**Action item**
Look at each line below and count those with the word "chevron"; the answer is that number only.

Data shown Block Start

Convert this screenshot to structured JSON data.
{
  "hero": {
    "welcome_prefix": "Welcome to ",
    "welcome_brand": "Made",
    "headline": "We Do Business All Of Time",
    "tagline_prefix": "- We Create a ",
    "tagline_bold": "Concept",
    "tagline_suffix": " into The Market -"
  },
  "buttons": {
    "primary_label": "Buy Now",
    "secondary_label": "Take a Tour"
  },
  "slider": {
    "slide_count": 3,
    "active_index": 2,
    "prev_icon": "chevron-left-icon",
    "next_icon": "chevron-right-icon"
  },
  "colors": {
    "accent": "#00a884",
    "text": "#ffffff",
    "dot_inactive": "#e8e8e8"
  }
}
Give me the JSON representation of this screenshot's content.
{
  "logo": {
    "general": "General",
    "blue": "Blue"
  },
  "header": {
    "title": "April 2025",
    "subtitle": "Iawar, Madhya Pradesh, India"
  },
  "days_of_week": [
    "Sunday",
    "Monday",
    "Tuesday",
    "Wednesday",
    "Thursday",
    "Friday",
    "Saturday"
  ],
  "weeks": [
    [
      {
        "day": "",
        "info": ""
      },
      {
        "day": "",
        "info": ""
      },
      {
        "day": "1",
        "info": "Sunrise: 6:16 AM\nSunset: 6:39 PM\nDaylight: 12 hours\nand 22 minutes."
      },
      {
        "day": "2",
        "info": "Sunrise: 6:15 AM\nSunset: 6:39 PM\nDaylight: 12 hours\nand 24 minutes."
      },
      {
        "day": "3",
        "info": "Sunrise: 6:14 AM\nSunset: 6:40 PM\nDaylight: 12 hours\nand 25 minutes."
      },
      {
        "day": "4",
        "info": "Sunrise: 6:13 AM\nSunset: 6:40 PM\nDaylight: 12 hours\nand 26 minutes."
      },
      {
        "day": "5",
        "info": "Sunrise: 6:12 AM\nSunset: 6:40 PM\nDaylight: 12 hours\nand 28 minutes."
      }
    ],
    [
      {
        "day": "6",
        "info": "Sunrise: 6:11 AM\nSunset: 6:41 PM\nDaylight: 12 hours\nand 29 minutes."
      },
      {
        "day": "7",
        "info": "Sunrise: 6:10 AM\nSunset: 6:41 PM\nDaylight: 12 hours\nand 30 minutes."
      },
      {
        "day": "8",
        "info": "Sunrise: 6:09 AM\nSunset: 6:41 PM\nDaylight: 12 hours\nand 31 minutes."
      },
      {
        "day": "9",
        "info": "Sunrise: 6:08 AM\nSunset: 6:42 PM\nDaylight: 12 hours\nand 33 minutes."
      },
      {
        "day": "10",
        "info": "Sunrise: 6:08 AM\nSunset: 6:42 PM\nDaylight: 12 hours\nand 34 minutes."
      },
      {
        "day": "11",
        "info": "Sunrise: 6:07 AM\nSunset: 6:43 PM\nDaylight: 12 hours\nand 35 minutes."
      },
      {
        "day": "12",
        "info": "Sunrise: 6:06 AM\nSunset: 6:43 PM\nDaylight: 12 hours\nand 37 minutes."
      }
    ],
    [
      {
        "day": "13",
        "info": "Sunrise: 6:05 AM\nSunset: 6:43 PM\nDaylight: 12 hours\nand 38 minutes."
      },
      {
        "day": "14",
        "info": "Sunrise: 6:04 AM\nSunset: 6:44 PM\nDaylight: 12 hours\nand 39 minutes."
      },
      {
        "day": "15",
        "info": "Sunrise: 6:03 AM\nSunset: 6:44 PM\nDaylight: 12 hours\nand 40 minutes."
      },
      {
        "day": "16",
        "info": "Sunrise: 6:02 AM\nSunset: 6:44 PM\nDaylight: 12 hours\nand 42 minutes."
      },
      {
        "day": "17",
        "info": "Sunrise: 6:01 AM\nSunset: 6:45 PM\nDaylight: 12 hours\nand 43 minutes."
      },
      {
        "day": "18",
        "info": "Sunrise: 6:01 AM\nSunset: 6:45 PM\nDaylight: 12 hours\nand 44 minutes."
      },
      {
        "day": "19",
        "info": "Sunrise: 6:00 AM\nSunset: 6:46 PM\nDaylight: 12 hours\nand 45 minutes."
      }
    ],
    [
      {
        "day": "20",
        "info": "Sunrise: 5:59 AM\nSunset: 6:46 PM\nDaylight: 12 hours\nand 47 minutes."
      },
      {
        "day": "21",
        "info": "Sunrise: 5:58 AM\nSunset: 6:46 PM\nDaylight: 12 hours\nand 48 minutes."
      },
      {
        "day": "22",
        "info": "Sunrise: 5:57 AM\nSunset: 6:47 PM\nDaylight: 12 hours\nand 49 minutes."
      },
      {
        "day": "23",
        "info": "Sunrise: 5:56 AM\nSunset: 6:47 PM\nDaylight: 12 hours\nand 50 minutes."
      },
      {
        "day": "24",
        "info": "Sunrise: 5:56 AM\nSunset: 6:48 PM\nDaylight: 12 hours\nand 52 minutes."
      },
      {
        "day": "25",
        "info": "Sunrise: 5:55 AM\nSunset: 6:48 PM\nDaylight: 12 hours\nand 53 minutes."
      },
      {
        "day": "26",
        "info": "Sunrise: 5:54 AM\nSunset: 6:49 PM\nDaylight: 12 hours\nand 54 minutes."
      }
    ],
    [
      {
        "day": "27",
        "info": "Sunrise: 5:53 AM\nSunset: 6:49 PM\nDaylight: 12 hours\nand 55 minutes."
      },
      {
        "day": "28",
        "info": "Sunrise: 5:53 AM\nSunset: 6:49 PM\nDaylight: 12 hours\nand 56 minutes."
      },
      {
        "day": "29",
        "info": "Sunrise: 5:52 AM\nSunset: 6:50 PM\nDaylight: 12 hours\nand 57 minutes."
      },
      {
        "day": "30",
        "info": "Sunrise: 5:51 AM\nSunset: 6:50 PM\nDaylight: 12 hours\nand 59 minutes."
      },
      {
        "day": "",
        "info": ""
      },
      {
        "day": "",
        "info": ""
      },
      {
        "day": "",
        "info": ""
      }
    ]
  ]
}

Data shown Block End

**Completed task**
2